James Arness and Edmund Gwenn chase giant ants in this atmospheric 1954 SF horror thriller. The original giant bug film, considered by many to be the best. Good direction, solid acting and a smart script that taps into the era’s atomic fears. 8/10

The Twonky

A mind-controlling machine from an authoritarian future disguises itself as a TV set in the home of a professor and starts messing with his life. Badly adapted from a story by “Lewis Padgett”, this 1953 attempt at satire is a dull turkey. 1/10

Robot Monster

Shot on 16,000 USD in 1953, this cult classic is as inept as it is unique. Told as a boy’s surreal nightmare, it features an alien robot gorilla in a diving helmet experiencing an existential crisis as he is about to wipe out the last six people on Earth. And soap bubbles. 7/10

Invasion, U.S.A.

Five American bar patrons who oppose the universal draft experience what a nuclear-fuelled invasion by the Soviet Union would entail. If one film should exemplify the hysterical red scare of the fifties, it is this low-budget propaganda piece from 1952.

April 1, 2000

Set in the year 2000, this propaganda musical comedy from 1952 protests the Allied occupation of Austria. More a cavalcade of Austria’s “greatest hits” than a narrative film, the movie features the creme de la creme of the country’s stage talent. 2/10

Captive Women

Christian mutants and Satanist “norms” must unite against evil marauders in the nuclear-scarred ruins of New York in this 1952 curio set in 3000 A.D. A good cast and an interesting idea butt heads with a clunky script and an inexperienced director. 4/10

The Whip Hand

This tense little 1951 thriller by W.C. Menzies had Hitler hiding in a US fishing village. RKO owner Howard Hughes wanted the Commies to be the bad guys instead, so it was reshot with Red Scare hysterics. Still, the genius of the original shines through. 7/10.

Five

Arch Oboler’s indie film from 1951 was the first to portray the aftermath of nuclear war. Heavy on biblical reference and weighed down with pompous monologues and slow pacing, the film nonetheless boasts striking cinematography and a gritty, bleak vision of the future. 6/10

Strange Holiday

Originally produced as a propaganda short for General Motors, and then stretched to feature length, this 1940/1945 low-budget affair by radio legend Arch Oboler is as curious as it is flawed. Claude Rains stars as a man returning to the city from a fishing trip only to find that the US has been taken over by fascists. 2/10

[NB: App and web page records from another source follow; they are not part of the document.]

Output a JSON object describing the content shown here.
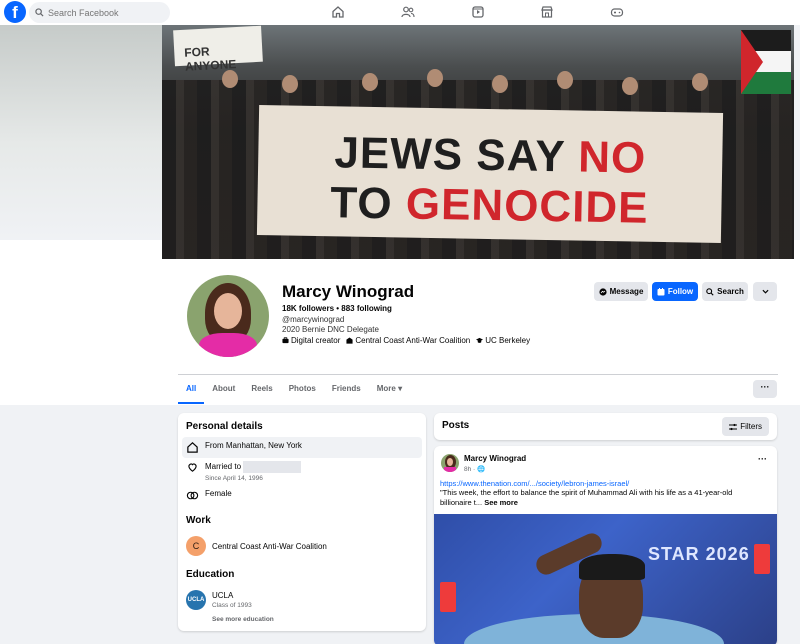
{
  "topbar": {
    "logo": "f",
    "search_placeholder": "Search Facebook",
    "nav_icons": [
      "home-icon",
      "friends-icon",
      "video-icon",
      "marketplace-icon",
      "gaming-icon"
    ]
  },
  "cover": {
    "sign_text": "FOR ANYONE",
    "banner_line1": [
      "JEWS SAY ",
      "NO"
    ],
    "banner_line2": [
      "TO ",
      "GENOCIDE"
    ]
  },
  "profile": {
    "name": "Marcy Winograd",
    "followers": "18K followers • 883 following",
    "handle": "@marcywinograd",
    "bio": "2020 Bernie DNC Delegate",
    "chips": [
      "Digital creator",
      "Central Coast Anti-War Coalition",
      "UC Berkeley"
    ]
  },
  "actions": {
    "message": "Message",
    "follow": "Follow",
    "search": "Search"
  },
  "tabs": [
    "All",
    "About",
    "Reels",
    "Photos",
    "Friends",
    "More"
  ],
  "details": {
    "personal_title": "Personal details",
    "from": "From Manhattan, New York",
    "married": "Married to",
    "married_since": "Since April 14, 1996",
    "gender": "Female",
    "work_title": "Work",
    "work_letter": "C",
    "work": "Central Coast Anti-War Coalition",
    "education_title": "Education",
    "edu_logo": "UCLA",
    "edu_school": "UCLA",
    "edu_class": "Class of 1993",
    "see_more": "See more education"
  },
  "posts": {
    "title": "Posts",
    "filters": "Filters",
    "author": "Marcy Winograd",
    "time": "8h",
    "link": "https://www.thenation.com/.../society/lebron-james-israel/",
    "text": "\"This week, the effort to balance the spirit of Muhammad Ali with his life as a 41-year-old billionaire t...",
    "see_more": "See more",
    "image_text": "STAR 2026"
  },
  "colors": {
    "brand": "#0866ff",
    "page_bg": "#f0f2f5"
  }
}
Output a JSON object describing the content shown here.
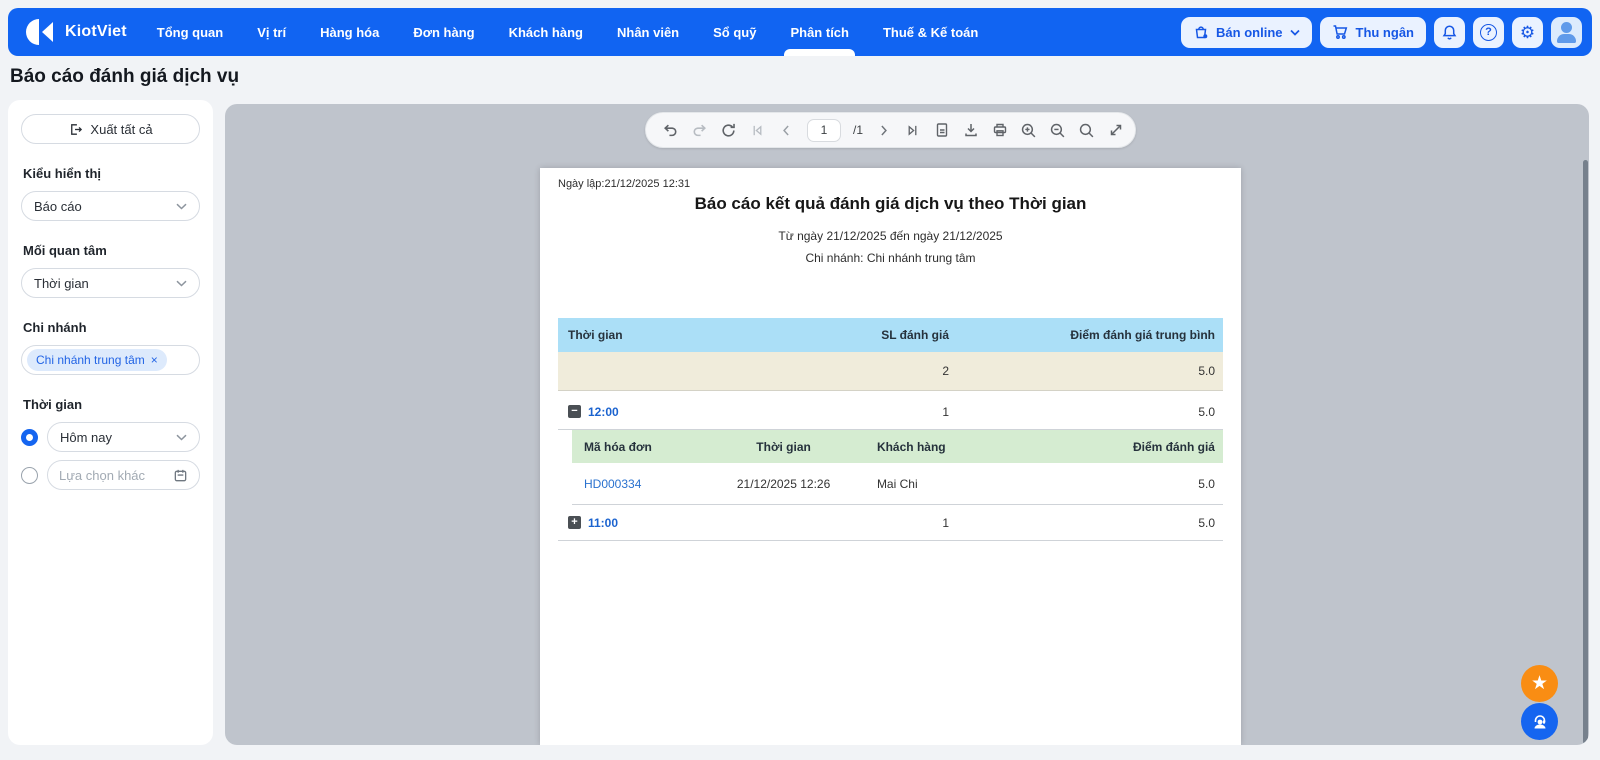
{
  "app": {
    "brand": "KiotViet"
  },
  "nav": {
    "items": [
      {
        "label": "Tổng quan"
      },
      {
        "label": "Vị trí"
      },
      {
        "label": "Hàng hóa"
      },
      {
        "label": "Đơn hàng"
      },
      {
        "label": "Khách hàng"
      },
      {
        "label": "Nhân viên"
      },
      {
        "label": "Sổ quỹ"
      },
      {
        "label": "Phân tích"
      },
      {
        "label": "Thuế & Kế toán"
      }
    ],
    "active_item": "Phân tích",
    "ban_online_label": "Bán online",
    "thu_ngan_label": "Thu ngân"
  },
  "page_title": "Báo cáo đánh giá dịch vụ",
  "sidebar": {
    "export_label": "Xuất tất cả",
    "display_type": {
      "label": "Kiểu hiển thị",
      "value": "Báo cáo"
    },
    "concern": {
      "label": "Mối quan tâm",
      "value": "Thời gian"
    },
    "branch": {
      "label": "Chi nhánh",
      "tag": "Chi nhánh trung tâm",
      "tag_close": "×"
    },
    "time": {
      "label": "Thời gian",
      "selected_option": "Hôm nay",
      "other_placeholder": "Lựa chọn khác"
    }
  },
  "pdf_toolbar": {
    "page_current": "1",
    "page_total_label": "/1"
  },
  "report": {
    "created_label": "Ngày lập:21/12/2025 12:31",
    "title": "Báo cáo kết quả đánh giá dịch vụ theo Thời gian",
    "date_range": "Từ ngày 21/12/2025 đến ngày 21/12/2025",
    "branch_line": "Chi nhánh: Chi nhánh trung tâm",
    "table": {
      "headers": [
        "Thời gian",
        "SL đánh giá",
        "Điểm đánh giá trung bình"
      ],
      "summary": {
        "sl": "2",
        "score": "5.0"
      },
      "groups": [
        {
          "time": "12:00",
          "sl": "1",
          "score": "5.0",
          "toggle": "−",
          "expanded": true
        },
        {
          "time": "11:00",
          "sl": "1",
          "score": "5.0",
          "toggle": "+",
          "expanded": false
        }
      ],
      "detail": {
        "headers": [
          "Mã hóa đơn",
          "Thời gian",
          "Khách hàng",
          "Điểm đánh giá"
        ],
        "rows": [
          {
            "invoice": "HD000334",
            "time": "21/12/2025 12:26",
            "customer": "Mai Chi",
            "score": "5.0"
          }
        ]
      }
    }
  },
  "icons": {
    "star": "★",
    "question": "?",
    "gear": "⚙"
  },
  "colors": {
    "nav_blue": "#1164f2",
    "accent_blue": "#1565f0",
    "table_header_blue": "#abdff7",
    "summary_beige": "#f0ecdb",
    "detail_header_green": "#d5ecd1",
    "fab_orange": "#f98d13",
    "link_blue": "#2a72cf"
  }
}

Krakatit

Based on Karel Capek’s novel, this Czech 1948 film is the first to depict a nuclear holocaust. Otakar Vávra’s feverishly Expressionist direction follows the inventor of a new explosive having waking nightmares about the horror he has unleashed upon the world. While simplified and somewhat dumbed down, the story still follows the novel fairly closely. Scifist Rating: 7/10.

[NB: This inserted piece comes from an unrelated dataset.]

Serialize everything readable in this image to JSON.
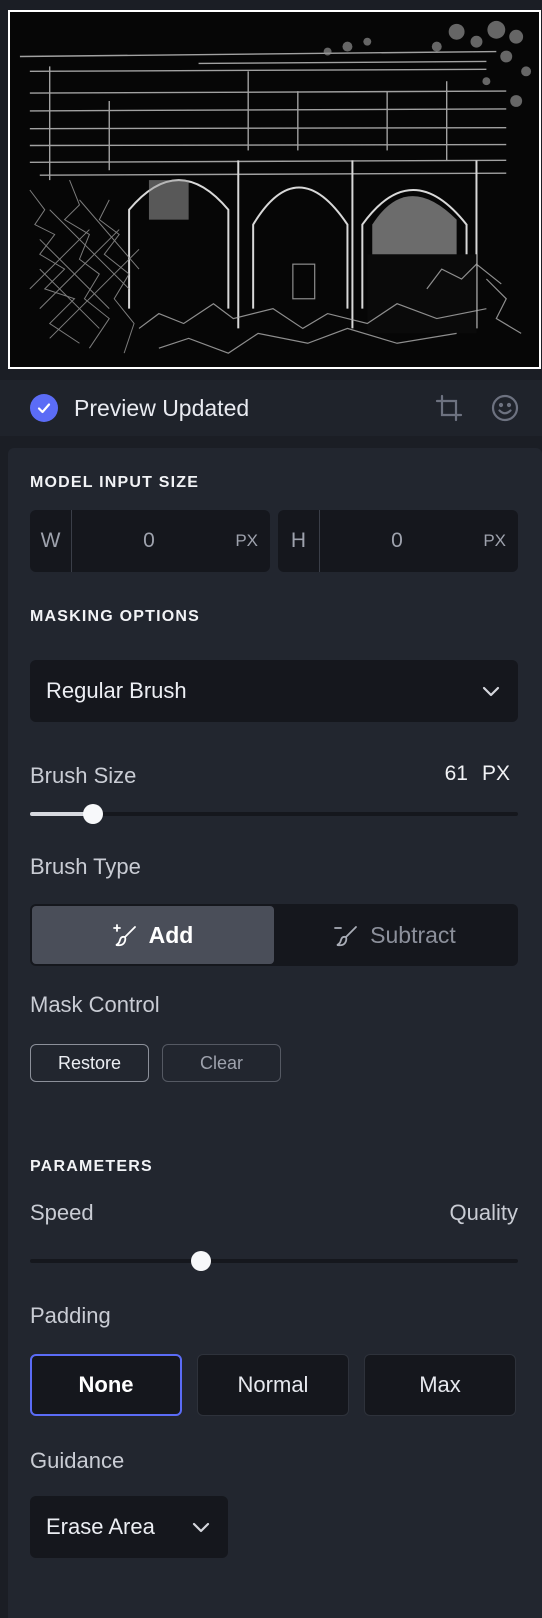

Skeleton on Horseback

Based on Karel Capek’s play, this 1937 Czechoslovakian dystopia is a thinly veiled allegory on the Nazis. A pacifist doctor finds a cure to a mysterious “white plague” and with it tries to blackmail the ruling class into signing a peace treaty. Future Hollywood director Hugo Haas makes a poignant, but slow-paced dark satire. 6/10

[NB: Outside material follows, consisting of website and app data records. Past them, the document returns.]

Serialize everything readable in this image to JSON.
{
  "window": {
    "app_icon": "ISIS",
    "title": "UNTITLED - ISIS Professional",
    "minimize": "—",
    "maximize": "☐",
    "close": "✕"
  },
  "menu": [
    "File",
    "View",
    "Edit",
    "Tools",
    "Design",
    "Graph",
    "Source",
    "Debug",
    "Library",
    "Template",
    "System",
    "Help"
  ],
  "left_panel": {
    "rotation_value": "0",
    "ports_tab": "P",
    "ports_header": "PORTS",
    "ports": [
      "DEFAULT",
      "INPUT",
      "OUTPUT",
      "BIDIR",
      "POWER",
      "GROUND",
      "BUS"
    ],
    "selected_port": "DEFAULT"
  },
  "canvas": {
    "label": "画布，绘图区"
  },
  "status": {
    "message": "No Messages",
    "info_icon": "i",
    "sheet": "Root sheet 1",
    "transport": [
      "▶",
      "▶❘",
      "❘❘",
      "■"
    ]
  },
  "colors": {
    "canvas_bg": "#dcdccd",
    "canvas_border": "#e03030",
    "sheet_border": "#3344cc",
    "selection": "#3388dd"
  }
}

Things to Come

H.G. Wells and  William Cameron Menzies take us on an epic journey through the future in this pompous 1936 social prophesy, the last big SF film before the 1950s. The most expensive film made in Britain at the time, Things to Come boasts incredible sets and effects, but the script is stiff, the acting wooden and the viewer bludgeoned to boredom with the message. 6/10

Just Imagine

A very early sound film, this 1930 US sci-fi musical comedy tries to combine Metropolis, A Princess from Mars, The Ziegfield Follies and stand-up comedy. With predictable results. Despite being the brainchild of Hollywood’s hottest musical writers, the music is dull, the SF worse and the comedy painfully unfunny. The film looks good, though. 3/10